This is the first of a two part series. Monday: processing and uses of hemp.
Jeff Wilkens and Tina Kelly have an increased appreciation of farmers.
“We’ve stressed,” Kelly said. “Our farmers are laughing. I don’t know how they do it every year.”
Growing industrial hemp seemed like something they could do when Kelly first saw a newspaper article about it in November 2017.
Wilkens has been a landscaper for 16 years, owner of Big Red Fencing and Landscaping of rural Abilene, so he’s not a total stranger to the process.
“This is our first year actually doing farming stuff,” he said. “This has been a new experience.”
It’s been a learning experience. They called hemp growers in other states, particularly Kentucky and Colorado, which have been growing hemp for a few more years, but it wasn’t much help.
One guy does one thing, another does something else, Wilkens said.
“We’ve just learned so much because there’s not very much information out there,” Wilkens said.
New for everyone
Growing hemp is not only new for Wilkens and Kelly, it’s new for everyone in the state.
This is the first year it’s been legal to grow industrial hemp in Kansas for many years. Kansas is one of several states to launch a pilot program to learn how to grow the versatile plant.
“Industrial hemp is not marijuana,” said Tony Whitehair, the K-State Dickinson County Extension officer for agriculture.
Hemp contains very little THC, the psychoactive compound in marijuana, and any crop that has more than 0.3 percent THC is destroyed.
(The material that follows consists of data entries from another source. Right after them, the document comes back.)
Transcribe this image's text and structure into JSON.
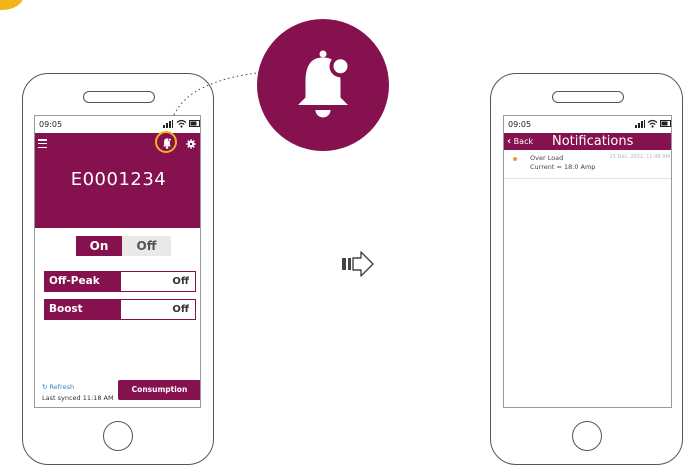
{
  "left_phone": {
    "time": "09:05",
    "device_id": "E0001234",
    "power_toggle": {
      "on_label": "On",
      "off_label": "Off",
      "selected": "On"
    },
    "settings": [
      {
        "label": "Off-Peak",
        "value": "Off"
      },
      {
        "label": "Boost",
        "value": "Off"
      }
    ],
    "refresh_label": "Refresh",
    "last_synced": "Last synced 11:18 AM",
    "consumption_button": "Consumption Trends"
  },
  "right_phone": {
    "time": "09:05",
    "back_label": "Back",
    "title": "Notifications",
    "notifications": [
      {
        "title": "Over Load",
        "detail": "Current = 18.0 Amp",
        "timestamp": "15 Dec, 2022, 11:48 AM",
        "dot_color": "#f39c33"
      }
    ]
  },
  "colors": {
    "brand": "#86114f",
    "highlight": "#f2b31b",
    "link": "#2f80c9"
  },
  "icons": [
    "bell-icon",
    "gear-icon",
    "menu-icon",
    "refresh-icon",
    "back-chevron-icon",
    "arrow-right-icon",
    "signal-icon",
    "wifi-icon",
    "battery-icon"
  ]
}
The state will come out and test each crop about 10 days before it’s harvested.
The state issued four licenses in Dickinson County, covering about 75 acres.
Each hemp plot has a large sign in front, declaring it to be an industrial hemp, and not a marijuana, field.
“They have to have the sign so people know it’s not worth going in and taking the leaves,” said Steve Marsh, with the Kansas Department of Agriculture.
Wilkens and Kelly formed New Horizon Hemp Processing to grow and process hemp. Their state license includes farmers Mark Swanson and Mark Miller.
Wilkens said seven people are on their license so everyone on it can help where needed, planting, cutting or processing. Everyone who works with the hemp has to be fingerprinted and go through a state background check.
Growing industrial hemp is strictly regulated, but the rules are changing all the time. Marsh, from the KDA, said he helped write the original regulations but they’ve changed so much now that he refers questions to the KDA.
Until July 1, the licenses had to include a research component.
For New Horizon, that research was how to grow hemp, how much water it needed, how much sun, what fertilizer and pesticides it needed.
All done by hand
It turns out that, for Wilkens and Kelly, growing hemp is labor intensive, with almost everything done by hand.
They hired a company to plant 10 acres June 3. But the seeds were planted too deep and didn’t grow.
Losing a crop like that is expensive, Wilkens said, because the tiny seeds cost about $1 each. This year, only varieties from certified seed could be grown.
So they planted again July 3, with Kelly riding the back of a lawn seeder and planting by hand.
They did have a few plants started May 19 in the greenhouse, and those had to be transferred to the field by hand, as well.
Rains washed out some plants, high winds blew others over. Of the 10 original acres, Kelly and Wilkens wound up with about 2 acres.
“We don’t have a huge crop, but we have something,” Wilkens said. “We’re going to be able to process and be able to further our knowledge as we go down the road.”
Luck of the crop
By state standards, they’re lucky. Marsh said the state average is four out of five plots aren’t producing.
“I think the CBD oil grows are going to be greenhouse grows,” Kelly said.
People growing hemp in greenhouses have had better luck, but also smaller crops, one as small as 250 plants, Wilkens said.
Kelly and Wilkens weeded their plants by hand. They also weeded out any male plants they found.
“The better quality for CBD oil comes from the female plant,” WIlkens said.
This crop will be processed and sold for CBD oil, which is where the market is right now.
Even so, they found male plants in among their plants.
“Even if we were to get all the males out of ours, we run the risk of being pollinated by the wild, which grows all over Kansas,” Kelly said.
One employee of the Dickinson County Noxious Weed department said he’d been spraying for wild cannabis plants, but the cultivated plants look just like the wild ones, so he has to be extra careful.
Members of about 20 noxious weed departments from Kansas toured the site last month.
Education is key, Wilkens, Kelly and Marsh agreed.
The good news is the plants Wilkens irrigated didn’t seem to do better than the ones he didn’t water.
The other good news is the THC in the plants act as a natural repellant, so they have no problems with grasshoppers or other insects, Wilkens said.
“We’re trying to keep everything as organic as possible,” Kelly said.
Wilkens said they’ll start harvesting in a week or two, but July 3 was late to plant. They are waiting on results from the KDA test last week, then they’ll start drying and processing.
Despite all the problems this year, Wilkens and Kelly plan on taking what they’ve learned this year and doing it again, with a larger plot.
Contact Jean Bowers at firstname.lastname@example.org.